  • Inner frame constructed in engineered hardwood and plywood
  • Legs are ash hardwood with 5 available stains
  • Legs attach to a metal plate connected to the frame and can be removed
Sustainable Design and Environmental Certification
  • Certified Clean Air GOLD




Mies van der Rohe and his longtime collaborator Lilly Reich designed this lounge collection in 1927 for the Esters and Lange residences, designed by Mies, in Krefeld, Germany. A wonderful example of the syntax, skill and diversity of Mies’ work, the collection was originally specified in leather and reveals van der Rohe’s often-overlooked fondness for traditional furniture styles.

Recognizing the timeless appeal of the designs, KnollStudio brought the Krefeld Collection to production for the first time in 2003. Each piece is based on Lilly Reich’s original drawings, found in the Ludwig Mies van der Rohe Archive at the Museum of Modern Art. The introduction of the Krefeld Collection reflects Knoll’s celebration of timeless, enduring design, and underlines our continuing commitment to celebrate the legacy of Mies van der Rohe through his furniture.

Regarded as one of the most important figures in the history of architecture, Ludwig Mies van der Rohe’s ‘less-is-more’ approach to design was the gold standard for many generations of modern architecture. His legendary career started humbly at his father’s stonemasonry business, giving him an early appreciation of material and structure.

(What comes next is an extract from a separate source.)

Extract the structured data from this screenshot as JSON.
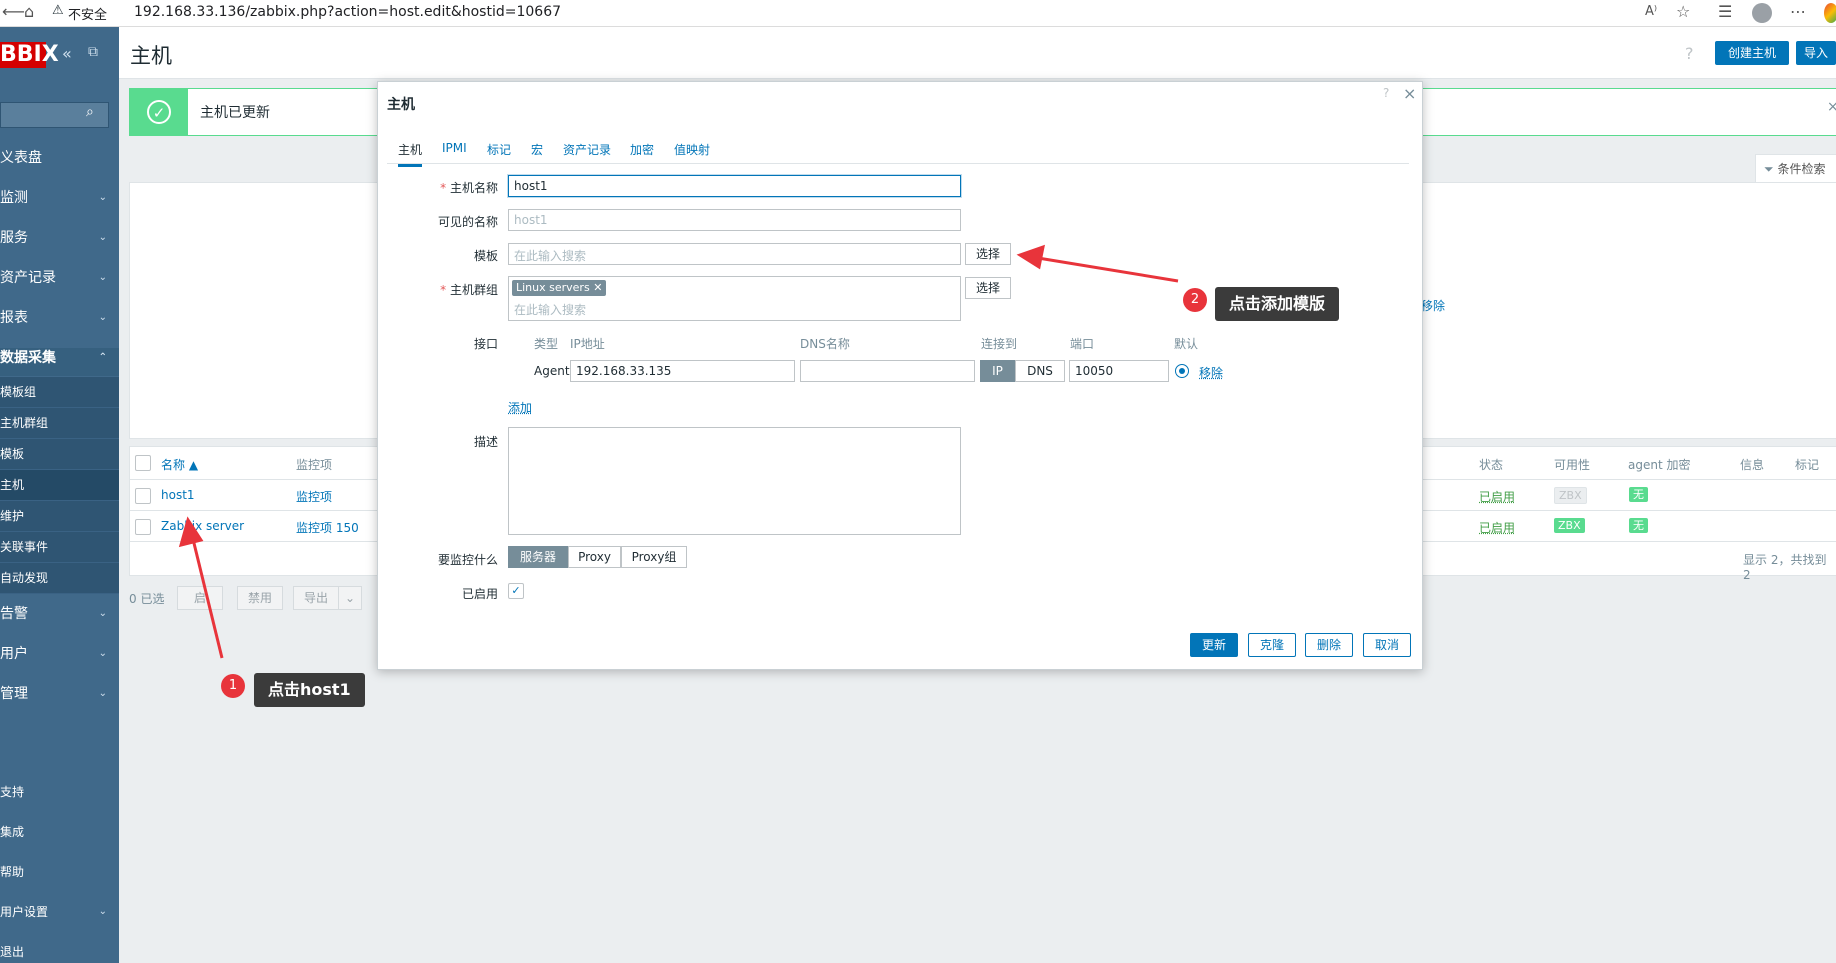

From there he apprenticed with furniture designer Bruno Paul in Berlin before joining the office of Peter Behrens, an architect and painter at the forefront of the modern movement.

In 1912, Mies established his own office in Berlin. Through furniture, residential projects and extraordinary, yet unrealized concepts for skyscrapers, he gained recognition as a leader of the German modern movement. As such, he was selected to design the German Pavilion at the 1929 International Exposition in Barcelona.

Mies served as Vice President of the Deutsher Werkbund and Director of the Bauhaus from 1930 until it closed in 1933. He immigrated to the United States in 1938 to become the director of architecture at the Armour Institute (later the Illinois Institute of Technology). From his Chicago-based practice, Mies designed a portfolio of buildings that changed the face of American institutional architecture ― the most notable examples being the IIT campus and the Seagram Building in New York.